Imagery for thoughts!

When you are practicing mindfulness you may like to visualise your thoughts as clouds crossing the sky or leaves floating down a stream. Some people like to imagine they are words projected on a cinema screen or actors walking on and off a stage. Whatever imagery works best for you have a go at using it when you practice your meditations.

 

The meditations

Here’s a reminder of the meditations we did this week. I have also included the “mountain meditation” which is lovely and I highly recommend you listening to :)

The THREE MINUTE BREATHING SPACE

Why we do it!:

This meditation is an absolutely gem especially if you are new to mindfulness practice. Try and practice it at least once a day. It is short sweet and can be done anywhere (even on the loo!). Notice whether you feel different after to before.

 

Sitting with difficulty

Why we do it!

This mediation is about sitting with something the brings about an uncomfortable feeling in us. It is important because we are so used to pushing stuff away that we don’t want in our lives (aversion). Ironically this pushing away often makes the situation worse (remember WHAT RESISTS PERSISTS).

 

Mountain meditation

Why we do it!

This meditation is a beautiful way to become the observer of your thoughts. It gets you to imagine you are a mountain and your thoughts are the seasons and weather passing on by. This is one of my favourites :)

 

Becoming aware of negative thoughts

Through watching our thoughts we can start to become aware of negative thoughts, and understand that they are NOT FACTS. Remember the following scenarios:

Scenario 1

You have just had a meeting with your boss in which you were reprimanded and told that your performance was inadequate. As you leave the office a colleague in the office rushes past you saying the don’t have time to stop and chat. What is your reaction?

Scenario 2

You have just had a meeting with your boss in which you were praised and told that your performance was exceptional. As you leave the office a colleague in the office rushes past you saying the don’t have time to stop and chat. What is your reaction?

Often our reaction to exactly the same situation (in this case a colleague not stopping to chat) may be completely different DEPENDING ON OUR MOOD.

This is really important because it demonstrates again how important it is that we do not assume that our thoughts are true.

A reframe

When you may be confusing a thought with fact you may find one of the following a helpful way to reframe it:

  • Perhaps I am confusing a thought with a fact?

  • Perhaps I am jumping to conclusions?

  • Perhaps I am thinking in black-and-white terms?

  • Perhaps I am condemning myself totally because of one thing?

  • Perhaps I am concentrating on my weaknesses and forgetting my strengths?

  • Perhaps I am blaming myself for something that isn’t my fault?

  • Perhaps I am judging myself?

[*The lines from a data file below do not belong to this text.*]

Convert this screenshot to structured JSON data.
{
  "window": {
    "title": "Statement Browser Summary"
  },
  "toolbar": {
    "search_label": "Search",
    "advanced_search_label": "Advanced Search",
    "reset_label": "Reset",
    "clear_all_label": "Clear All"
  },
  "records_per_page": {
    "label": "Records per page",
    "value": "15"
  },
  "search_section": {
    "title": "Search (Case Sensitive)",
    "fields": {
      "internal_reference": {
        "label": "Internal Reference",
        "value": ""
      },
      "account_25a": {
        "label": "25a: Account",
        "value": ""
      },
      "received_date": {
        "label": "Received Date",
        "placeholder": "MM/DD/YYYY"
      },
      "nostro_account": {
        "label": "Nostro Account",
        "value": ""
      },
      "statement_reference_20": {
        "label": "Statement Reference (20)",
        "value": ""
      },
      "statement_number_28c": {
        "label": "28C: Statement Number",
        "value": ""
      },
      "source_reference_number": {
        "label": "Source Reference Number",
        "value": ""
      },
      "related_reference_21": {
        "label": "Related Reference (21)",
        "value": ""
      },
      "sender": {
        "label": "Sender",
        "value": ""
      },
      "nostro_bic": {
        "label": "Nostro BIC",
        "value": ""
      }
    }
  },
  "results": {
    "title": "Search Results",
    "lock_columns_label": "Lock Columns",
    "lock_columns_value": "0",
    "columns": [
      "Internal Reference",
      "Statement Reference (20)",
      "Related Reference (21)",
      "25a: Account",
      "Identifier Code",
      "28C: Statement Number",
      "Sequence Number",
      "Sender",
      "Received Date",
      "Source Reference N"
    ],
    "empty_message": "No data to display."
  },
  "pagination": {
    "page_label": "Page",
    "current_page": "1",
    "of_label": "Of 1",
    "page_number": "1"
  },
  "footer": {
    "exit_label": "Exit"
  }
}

  • Perhaps I am setting unrealistically high standards for myself so that I will fail?

  • Perhaps I am mind reading/crystal ball gazing?

  • Perhaps I am expecting perfection?

  • Perhaps I am overestimating disaster?

So perhaps you could notice that that negative thought is JUST A THOUGHT and allow it to float on by?

HOWEVER BEWARE!…

Once you have spotted a negative thought. YOU DON’T NEED TO ANALYSE THAT THOUGHT. Analysing it or arguing with it will just get you in a muddle. Just simply allow that thought to pass on by using your chosen imagery (cloud/leaf/actor/words on a screen) knowing now that it is of no use to you.

Think how liberating this could be if we did it with all the negative thoughts we had! Remember the list of our own negative thoughts (depressed or anxious thoughts) we explored before. Wouldn’t life look different if we didn’t get lost in these thoughts!?

 

Home practice

This week try and listen to both the mountain meditation and if you can the sitting with difficulty meditation once (remember to pick a SMALL difficulty).

Also practice the 3 minute breathing space AT LEAST once a day. You won’t regret it. Use the emergency version if you’re in a tricky situation.

Also practice the “Letting go of difficult feelings” exercise I taught you AGAIN. I suggest you practice practice practice this and let me know if you get stuck with anything. You won’t regret it!

I hope you find this all helpful. Any questions please ask!

I look forward to seeing you next week.

Kate :)